When I was pregnant with my first daughter, I remember anxiously looking forward to the day I’d wake my hubby up in the middle of the night and tell him, “It’s time!” I wasn’t really sure of what would happen after that. I hadn’t done a lot of research onto how to pull it off, but I was sure that I wanted to opt out of pain medications.
And then on December 14, 2013, I felt my first contraction at 6:30 in the morning. And I knew it was for real, despite all the previous weeks of Braxton Hicks. I had prayed that she would come before her EDD, which was Christmas Day. And sure enough, like I’d planned, I woke up the hubs excitedly squealing, “It’s time! I had my first contraction!”
Her birth did not turn out like I had hoped. I went into it unprepared, and after 22 hours of labor, and being dilated to 10 cm, I had to have an emergency c-section because her oxygen dropped. Although becoming a mom for the first time was a joyous occasion for me, having an unplanned c-section was, for me, devastating. It all felt so out of control.
I know other moms who share the same experience, of having an unplanned c-section the first time they give birth. For myself, I can say that I just didn’t go into it prepared. It turned out NOT to be what I wanted. Then, five months later, I saw the two pink lines again (Surprise!) And there was no doubt that for my second birth, I wanted a VBAC. I started vigorously doing research on how to manage my pain so that I could go into labor confident and ready. Then, in February 2015, I welcomed my second daughter, after the most (literally and figuratively) breathtaking 15 hours of my life… which ended in an unmedicated vaginal birth. And then in the summer of 2016, I had my second VBAC with my son, after a whopping four hours of labor.
Everyone should be proud of their birth stories! When I tell my stories, I get asked a lot why I chose to pursue natural childbirth after my cesarean, and these are my reasons:
1.) I felt more in control of my birthing experience.
It took a lot of research, planning, and preparation, but it was all so worth it in the end. I did something that I never knew I was capable of doing. I had decided what I wanted, and I did it!
**Let me be the first to say that, if you have a cesarean, whether it was scheduled or not, whether it was desired or not, that doesn’t make you any less of a mom. If you had an epidural, or if you had pain meds, or if you chose to go all natural, or if you tried to go all natural and then later asked for pain meds, that doesn’t make your birth story any less worth telling. You own your birth story, no one else. The most important thing is that YOU are the one who is in control.**
2.) I was the first one to hold my baby.

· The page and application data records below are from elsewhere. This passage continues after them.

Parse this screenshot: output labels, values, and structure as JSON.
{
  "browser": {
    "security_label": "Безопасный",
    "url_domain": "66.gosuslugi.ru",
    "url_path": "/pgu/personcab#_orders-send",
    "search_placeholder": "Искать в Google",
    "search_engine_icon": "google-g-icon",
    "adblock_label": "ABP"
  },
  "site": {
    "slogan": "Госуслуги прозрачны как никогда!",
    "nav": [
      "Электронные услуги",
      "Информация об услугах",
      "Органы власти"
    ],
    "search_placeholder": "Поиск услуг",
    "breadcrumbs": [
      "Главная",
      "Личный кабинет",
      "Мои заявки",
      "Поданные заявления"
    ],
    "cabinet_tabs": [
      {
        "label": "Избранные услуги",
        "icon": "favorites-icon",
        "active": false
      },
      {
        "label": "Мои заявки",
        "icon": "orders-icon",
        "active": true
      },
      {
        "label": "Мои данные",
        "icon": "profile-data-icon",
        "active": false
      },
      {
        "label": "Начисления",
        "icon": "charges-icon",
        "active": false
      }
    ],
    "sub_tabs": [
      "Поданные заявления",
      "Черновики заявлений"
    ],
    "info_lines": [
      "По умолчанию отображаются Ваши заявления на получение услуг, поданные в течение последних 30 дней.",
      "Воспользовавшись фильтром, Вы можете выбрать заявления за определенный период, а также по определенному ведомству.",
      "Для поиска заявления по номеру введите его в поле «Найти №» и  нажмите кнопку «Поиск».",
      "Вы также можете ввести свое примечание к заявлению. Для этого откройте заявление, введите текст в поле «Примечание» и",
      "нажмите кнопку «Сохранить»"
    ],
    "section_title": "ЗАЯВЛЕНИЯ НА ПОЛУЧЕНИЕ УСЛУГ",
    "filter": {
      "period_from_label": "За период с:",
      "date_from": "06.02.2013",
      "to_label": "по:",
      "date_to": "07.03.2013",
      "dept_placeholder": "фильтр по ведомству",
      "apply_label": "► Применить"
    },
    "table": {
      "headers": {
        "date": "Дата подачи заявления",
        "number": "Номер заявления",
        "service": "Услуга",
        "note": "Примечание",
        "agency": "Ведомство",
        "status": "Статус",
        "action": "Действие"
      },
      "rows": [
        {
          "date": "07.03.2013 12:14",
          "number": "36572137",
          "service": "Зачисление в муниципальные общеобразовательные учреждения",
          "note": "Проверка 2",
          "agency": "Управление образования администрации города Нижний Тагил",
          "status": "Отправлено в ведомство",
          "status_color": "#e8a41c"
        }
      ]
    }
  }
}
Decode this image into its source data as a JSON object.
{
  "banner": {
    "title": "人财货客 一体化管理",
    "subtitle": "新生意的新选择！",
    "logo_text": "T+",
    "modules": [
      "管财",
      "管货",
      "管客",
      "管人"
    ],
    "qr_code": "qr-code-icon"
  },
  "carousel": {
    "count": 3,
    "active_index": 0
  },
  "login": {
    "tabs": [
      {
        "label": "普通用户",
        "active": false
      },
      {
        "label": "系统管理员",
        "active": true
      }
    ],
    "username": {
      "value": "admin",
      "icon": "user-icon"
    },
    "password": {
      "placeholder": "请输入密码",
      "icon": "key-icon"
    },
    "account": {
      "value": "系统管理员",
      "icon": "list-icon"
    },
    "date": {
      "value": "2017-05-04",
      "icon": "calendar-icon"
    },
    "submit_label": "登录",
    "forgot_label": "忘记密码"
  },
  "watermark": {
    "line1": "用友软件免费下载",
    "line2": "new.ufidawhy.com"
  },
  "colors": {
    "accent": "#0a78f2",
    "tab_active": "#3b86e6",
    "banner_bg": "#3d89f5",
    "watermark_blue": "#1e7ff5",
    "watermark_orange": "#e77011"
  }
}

Although this is not the case for everyone, my spinal tap that I had in my epidural affected me from the neck down. So, when my daughter was born, I couldn’t move my arms, and so I was not able to hold her until the anesthesia wore off a few hours later. That was actually the initial reason for me choosing to pursue a VBAC the second time around. It was incredibly disappointing to not be the first one to hold my baby.
3.) Natural births can sometimes reduce the need for other later interventions.
In my process of researching VBACs, I noticed there was often a link between medical interventions, such as an epidural, use of Pitocin, intravenous pain medication, induction, etc., and having a c-section. Although this was not always the case, for me, this research pointed me in the direction of NOT using any pain medications during my labor to minimize that risk of having a c-section. With my first baby, I’d had an epidural. While I will never know if that became a factor in my need for a c-section, it definitely played a part in prompting me to research alternative means of managing pain.
4.) My recovery time for my natural birth was a fraction of what it was for my c-section.
It was about 3 days after my c-section before I could get up and walk, and even then it involved pain. With both of my VBACs, I was up walking less than two hours later. I was also able to leave the hospital sooner.
5.) The pride I felt in my accomplishment was immense.
After months of research and practice, I had done it. I look back on my last two birth experiences with absolutely no regrets whatsoever. I can’t even begin to tell you the sense of pride and elation that I felt each time. I felt in control. I had achieved a goal that I’d been planning for months, and it had NOT been easy. It was exactly what I had wanted.
What is YOUR birth story? How is yours unique? Please share in the comments! In my next post, I will share what methods of pain management during labor worked for me, to give me the birth experience I desired!